Illustrations from the plays will help. Old Martin, Pizarro's young aide in Royal Hunt, quickly gains audience interest when addressing them directly with his opening lines to the play:
Save you all. My name is Martin. I'm a soldier of Spain and that's it. Most of my life I've spent fighting for land, treasure, and the cross. I'm worth millions. Soon I'll be dead, and they'll bury me out here in Peru, the land I helped ruin as a boy. This story is...
(The entire section is 6435 words.)
Irving Wardle (review date 27 July 1973)
SOURCE: "Shaffer's Variation on a Theme," in The Times, London, 27 July 1973, p. 15.
[Equus debuted 26 July 1973 in a National Theatre production directed by John Dexter at London's Old Vic Theatre. In the following mixed review of the premiere, Wardle finds the play rather calculated and forced.]
Peter Shaffer is a writer of formidable intelligence and traditional stage technique whose consistent purpose has been to invoke the primal dramatic forces which would blow his own equipment sky high. In style one can never predict what kind of piece he will write...
(The entire section is 9836 words.)
B. A. Young (review date 5 November 1979)
SOURCE: A review of Amadeus, in Financial Times, 5 November 1979, p. 15.
[Amadeus was first staged on 2 November 1979 at London 's Olivier Theatre in a National Theatre production directed by Peter Hall. In the following evaluation of that production, Young finds the play "unimaginative " and contends that "there is no life in Mr. Shaffer's story. Salieri recounts it in the manner of an illustrated lecture. "]
Peter Shaffer has retold the story of how Antonio Salieri poisoned Mozart, with some romantic decorations of his own. This is how it goes...
(The entire section is 10049 words.)
Thomas, Eberle. Peter Shaffer: An Annotated Bibliography.

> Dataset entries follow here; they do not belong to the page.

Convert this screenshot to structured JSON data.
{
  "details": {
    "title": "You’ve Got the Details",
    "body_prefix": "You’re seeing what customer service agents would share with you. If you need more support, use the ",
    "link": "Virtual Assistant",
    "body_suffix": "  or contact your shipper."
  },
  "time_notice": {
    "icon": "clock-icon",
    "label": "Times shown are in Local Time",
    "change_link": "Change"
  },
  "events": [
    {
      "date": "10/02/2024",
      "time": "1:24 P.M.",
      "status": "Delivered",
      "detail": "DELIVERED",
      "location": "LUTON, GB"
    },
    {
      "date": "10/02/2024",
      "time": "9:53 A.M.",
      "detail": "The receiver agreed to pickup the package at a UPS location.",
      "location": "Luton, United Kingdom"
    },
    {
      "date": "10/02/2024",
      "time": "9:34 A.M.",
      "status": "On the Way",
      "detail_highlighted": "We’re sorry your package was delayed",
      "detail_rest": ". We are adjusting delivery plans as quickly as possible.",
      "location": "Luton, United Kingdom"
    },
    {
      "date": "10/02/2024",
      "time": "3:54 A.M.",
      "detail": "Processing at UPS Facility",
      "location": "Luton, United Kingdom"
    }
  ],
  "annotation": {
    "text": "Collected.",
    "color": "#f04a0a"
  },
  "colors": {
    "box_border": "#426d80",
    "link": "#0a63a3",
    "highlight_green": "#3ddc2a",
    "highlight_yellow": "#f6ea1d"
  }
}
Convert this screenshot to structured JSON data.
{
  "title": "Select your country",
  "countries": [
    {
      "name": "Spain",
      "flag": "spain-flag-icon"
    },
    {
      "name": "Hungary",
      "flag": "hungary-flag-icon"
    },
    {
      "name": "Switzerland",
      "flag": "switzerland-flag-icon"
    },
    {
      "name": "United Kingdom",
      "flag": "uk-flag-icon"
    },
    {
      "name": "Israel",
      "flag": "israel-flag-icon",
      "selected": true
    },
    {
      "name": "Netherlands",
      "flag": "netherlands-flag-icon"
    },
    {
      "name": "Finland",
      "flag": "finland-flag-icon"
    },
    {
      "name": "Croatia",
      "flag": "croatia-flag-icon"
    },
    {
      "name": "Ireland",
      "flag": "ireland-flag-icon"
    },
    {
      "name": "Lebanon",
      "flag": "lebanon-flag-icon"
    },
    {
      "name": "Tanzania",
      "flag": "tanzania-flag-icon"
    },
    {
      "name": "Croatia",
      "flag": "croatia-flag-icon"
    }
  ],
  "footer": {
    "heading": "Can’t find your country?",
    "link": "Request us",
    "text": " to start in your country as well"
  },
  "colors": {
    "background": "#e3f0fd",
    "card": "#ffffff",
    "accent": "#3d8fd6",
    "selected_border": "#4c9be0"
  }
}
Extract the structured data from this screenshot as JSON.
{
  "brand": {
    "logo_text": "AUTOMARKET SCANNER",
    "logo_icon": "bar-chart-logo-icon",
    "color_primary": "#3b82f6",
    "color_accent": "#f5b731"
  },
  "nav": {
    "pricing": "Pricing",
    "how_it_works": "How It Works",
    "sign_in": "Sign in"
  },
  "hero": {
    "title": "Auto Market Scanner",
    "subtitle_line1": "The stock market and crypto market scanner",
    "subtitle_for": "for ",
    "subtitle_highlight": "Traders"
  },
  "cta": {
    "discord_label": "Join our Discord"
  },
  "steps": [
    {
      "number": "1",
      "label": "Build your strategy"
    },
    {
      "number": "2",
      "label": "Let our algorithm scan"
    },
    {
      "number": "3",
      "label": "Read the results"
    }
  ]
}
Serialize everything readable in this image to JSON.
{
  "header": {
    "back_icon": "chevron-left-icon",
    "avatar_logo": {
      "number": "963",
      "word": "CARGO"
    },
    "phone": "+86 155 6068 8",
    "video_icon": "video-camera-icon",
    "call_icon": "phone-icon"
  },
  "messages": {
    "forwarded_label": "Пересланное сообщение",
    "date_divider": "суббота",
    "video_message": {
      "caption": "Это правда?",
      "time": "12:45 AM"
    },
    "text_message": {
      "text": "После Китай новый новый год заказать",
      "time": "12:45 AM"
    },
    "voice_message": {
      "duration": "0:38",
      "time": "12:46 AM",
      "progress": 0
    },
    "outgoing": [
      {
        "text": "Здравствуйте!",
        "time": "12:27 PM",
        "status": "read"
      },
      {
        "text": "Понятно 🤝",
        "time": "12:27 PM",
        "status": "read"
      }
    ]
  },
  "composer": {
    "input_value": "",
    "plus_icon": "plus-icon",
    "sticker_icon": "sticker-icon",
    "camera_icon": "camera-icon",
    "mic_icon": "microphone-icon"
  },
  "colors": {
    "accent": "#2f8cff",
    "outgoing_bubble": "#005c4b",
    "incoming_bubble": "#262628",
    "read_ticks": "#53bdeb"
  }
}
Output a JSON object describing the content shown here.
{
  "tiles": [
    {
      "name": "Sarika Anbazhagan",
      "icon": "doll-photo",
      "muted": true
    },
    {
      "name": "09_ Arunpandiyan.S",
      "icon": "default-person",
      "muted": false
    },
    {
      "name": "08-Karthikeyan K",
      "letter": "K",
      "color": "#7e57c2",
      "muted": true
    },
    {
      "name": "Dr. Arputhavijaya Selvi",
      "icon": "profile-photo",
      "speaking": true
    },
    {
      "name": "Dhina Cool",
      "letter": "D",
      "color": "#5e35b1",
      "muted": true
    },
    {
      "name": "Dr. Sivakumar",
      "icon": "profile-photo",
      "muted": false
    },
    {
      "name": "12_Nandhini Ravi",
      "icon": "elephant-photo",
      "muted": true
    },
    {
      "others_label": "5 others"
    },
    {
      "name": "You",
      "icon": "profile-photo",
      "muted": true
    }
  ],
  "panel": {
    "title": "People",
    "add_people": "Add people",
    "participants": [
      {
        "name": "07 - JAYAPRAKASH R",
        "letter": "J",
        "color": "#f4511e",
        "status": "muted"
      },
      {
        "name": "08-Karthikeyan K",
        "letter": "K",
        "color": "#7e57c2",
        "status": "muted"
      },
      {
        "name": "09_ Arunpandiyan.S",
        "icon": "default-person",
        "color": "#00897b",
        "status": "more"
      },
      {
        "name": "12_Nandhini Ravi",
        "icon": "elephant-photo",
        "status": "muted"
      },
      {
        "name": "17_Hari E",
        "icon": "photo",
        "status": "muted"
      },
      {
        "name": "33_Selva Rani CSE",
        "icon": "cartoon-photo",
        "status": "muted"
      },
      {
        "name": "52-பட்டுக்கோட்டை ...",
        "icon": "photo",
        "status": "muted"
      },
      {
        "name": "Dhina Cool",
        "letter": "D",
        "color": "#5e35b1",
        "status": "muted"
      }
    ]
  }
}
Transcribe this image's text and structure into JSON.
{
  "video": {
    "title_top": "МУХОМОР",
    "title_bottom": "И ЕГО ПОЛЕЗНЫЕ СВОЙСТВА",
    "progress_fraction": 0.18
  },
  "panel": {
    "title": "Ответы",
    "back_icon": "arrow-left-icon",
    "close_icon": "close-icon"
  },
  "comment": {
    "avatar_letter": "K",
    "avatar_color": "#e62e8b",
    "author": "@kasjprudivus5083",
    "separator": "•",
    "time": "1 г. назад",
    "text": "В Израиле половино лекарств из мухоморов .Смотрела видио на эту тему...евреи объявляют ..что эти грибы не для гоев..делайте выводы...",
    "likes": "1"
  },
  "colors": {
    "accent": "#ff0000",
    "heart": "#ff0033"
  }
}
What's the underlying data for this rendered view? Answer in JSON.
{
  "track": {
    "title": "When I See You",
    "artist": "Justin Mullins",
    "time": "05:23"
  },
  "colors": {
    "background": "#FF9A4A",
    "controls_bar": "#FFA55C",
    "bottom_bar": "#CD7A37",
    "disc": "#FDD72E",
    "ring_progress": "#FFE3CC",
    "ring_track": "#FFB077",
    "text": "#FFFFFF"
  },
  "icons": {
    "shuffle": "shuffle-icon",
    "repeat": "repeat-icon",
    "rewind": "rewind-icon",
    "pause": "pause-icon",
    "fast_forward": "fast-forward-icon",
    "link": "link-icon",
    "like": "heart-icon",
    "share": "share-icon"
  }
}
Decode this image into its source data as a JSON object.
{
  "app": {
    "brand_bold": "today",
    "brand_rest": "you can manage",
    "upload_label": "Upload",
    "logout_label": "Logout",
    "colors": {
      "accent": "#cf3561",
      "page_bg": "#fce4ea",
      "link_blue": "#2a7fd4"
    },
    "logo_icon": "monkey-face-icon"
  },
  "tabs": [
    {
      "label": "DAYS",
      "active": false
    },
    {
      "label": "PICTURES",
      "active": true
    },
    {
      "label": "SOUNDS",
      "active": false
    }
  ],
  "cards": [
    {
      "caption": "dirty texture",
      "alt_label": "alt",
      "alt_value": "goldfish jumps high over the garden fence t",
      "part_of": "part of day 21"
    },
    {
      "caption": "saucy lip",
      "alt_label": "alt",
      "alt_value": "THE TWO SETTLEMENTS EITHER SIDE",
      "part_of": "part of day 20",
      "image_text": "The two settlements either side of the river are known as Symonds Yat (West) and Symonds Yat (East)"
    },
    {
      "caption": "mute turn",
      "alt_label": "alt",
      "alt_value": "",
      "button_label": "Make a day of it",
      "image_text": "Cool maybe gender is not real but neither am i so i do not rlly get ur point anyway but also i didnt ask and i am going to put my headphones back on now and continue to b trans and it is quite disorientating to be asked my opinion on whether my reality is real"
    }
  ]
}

New York: Garland Publishing, 1991, 259 p.
Annotated bibliography containing sources of discussions of Shaffer's work up to and including Lettice & Lovage.
Buckley, Tom. "'Write Me,' Said the Play to Peter Shaffer." The New York Times Magazine (13 April 1975): 38, 47-50.
Conversation with Shaffer in which he talks about unfavorable reviews of Equus, his personal and collaborative relationship with his brother Anthony Shaffer, and other topics.
Connell, Brian. "Peter Shaffer: The...
(The entire section is 795 words.)